The latest sector to feel the increasing effects of the quickening spread of the coronavirus? Colleges and universities. On Monday, Princeton University officials announced that they are hoping to thwart any potential campus outbreak by way of “social distancing.” Come March 23, when students are supposed to return from spring break, they won’t be reporting to classrooms in person. Rather, all classes will be virtual… for now.
“Though we recognize that a personal, ‘high touch’ educational environment is one of Princeton’s great strengths, we also recognize that these are extraordinary times that require exceptional measures to deal with a health risk that affects us all,” university President Christopher Eisgruber wrote to students and staff in a letter.
The Ivy League university is accordingly encouraging students not to return to campus until at least April 5 — at which time Eisgruber says the university will reassess and update students and staff on what their plans will be moving forward.
“We understand that these and other measures will cause significant disruption and inconvenience to the campus community,” elaborated Eisgruber. “But we strongly believe that actions taken now will have the greatest chance of decreasing risk and that the potential consequences of not acting could far outweigh these short-term disruptions.”
Princeton’s announcement came less than 24 hours after New Jersey confirmed its sixth documented case of COVID-19 — and emphasized that they expect the number of confirmed cases to grow. However, Princeton isn’t the only university taking such precautions.
Over the weekend and into Monday, several colleges and universities announced they were implementing similar policies to try to prevent the spread of coronavirus. Some of the universities are awaiting the pending results of coronavirus testing on students and faculty.
Columbia University has canceled classes Monday and Tuesday and is transitioning to remote classes for the remainder of the week. Hofstra University and Yeshiva University, both in New York City, have canceled classes of the week. Boston’s Berklee College of Music announced on Monday that students who traveled to certain areas over spring break would not be able to return to class until they completed a 14-day self-quarantine.

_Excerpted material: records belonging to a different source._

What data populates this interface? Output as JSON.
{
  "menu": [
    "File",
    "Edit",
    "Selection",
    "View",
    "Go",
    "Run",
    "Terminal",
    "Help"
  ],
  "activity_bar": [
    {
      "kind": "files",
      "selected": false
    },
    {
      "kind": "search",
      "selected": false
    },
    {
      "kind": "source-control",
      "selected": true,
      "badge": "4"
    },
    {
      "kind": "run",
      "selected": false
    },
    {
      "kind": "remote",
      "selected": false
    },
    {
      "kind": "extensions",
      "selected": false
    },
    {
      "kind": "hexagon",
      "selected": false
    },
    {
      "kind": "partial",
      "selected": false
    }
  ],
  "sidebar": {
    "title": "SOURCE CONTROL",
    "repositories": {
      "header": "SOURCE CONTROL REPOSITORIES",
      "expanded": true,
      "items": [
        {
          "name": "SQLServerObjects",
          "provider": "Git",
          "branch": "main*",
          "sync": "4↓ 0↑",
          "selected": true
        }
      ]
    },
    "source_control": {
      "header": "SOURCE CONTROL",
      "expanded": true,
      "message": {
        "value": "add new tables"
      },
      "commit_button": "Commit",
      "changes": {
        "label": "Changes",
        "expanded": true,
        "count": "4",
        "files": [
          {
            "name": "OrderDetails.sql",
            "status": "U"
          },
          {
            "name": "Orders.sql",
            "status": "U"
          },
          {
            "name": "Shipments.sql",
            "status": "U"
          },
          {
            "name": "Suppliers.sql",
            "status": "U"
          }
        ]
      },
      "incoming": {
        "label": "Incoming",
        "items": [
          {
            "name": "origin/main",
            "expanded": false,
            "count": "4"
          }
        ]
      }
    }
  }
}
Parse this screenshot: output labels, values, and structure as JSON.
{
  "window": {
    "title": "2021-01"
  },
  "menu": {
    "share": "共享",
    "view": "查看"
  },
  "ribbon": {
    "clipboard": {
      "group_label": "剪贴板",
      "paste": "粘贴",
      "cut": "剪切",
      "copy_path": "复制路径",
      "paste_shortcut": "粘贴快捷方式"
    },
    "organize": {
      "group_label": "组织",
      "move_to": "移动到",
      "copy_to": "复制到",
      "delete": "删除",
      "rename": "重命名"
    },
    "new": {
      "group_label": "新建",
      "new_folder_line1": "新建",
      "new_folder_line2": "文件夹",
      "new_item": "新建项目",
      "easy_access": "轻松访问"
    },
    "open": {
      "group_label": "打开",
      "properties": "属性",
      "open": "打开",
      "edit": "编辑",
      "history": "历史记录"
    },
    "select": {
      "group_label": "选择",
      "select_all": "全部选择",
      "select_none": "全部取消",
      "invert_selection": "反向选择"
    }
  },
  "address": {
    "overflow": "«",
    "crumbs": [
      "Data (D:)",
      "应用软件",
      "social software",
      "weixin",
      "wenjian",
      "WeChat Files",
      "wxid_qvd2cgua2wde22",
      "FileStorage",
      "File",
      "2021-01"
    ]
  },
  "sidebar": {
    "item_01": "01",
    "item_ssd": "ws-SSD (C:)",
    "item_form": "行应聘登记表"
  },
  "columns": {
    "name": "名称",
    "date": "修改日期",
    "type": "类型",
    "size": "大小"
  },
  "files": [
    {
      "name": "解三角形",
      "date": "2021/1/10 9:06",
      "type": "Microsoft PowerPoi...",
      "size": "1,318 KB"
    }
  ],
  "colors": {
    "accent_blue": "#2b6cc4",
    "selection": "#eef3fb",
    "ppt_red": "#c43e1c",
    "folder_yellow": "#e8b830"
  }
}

These campus closures kicked off last week with west coast colleges and universities. Stanford University has put a hold on in-person classes until further notice. And like Princeton, the University of Washington made headlines for shifting entirely to online courses for all 50,000 of its students.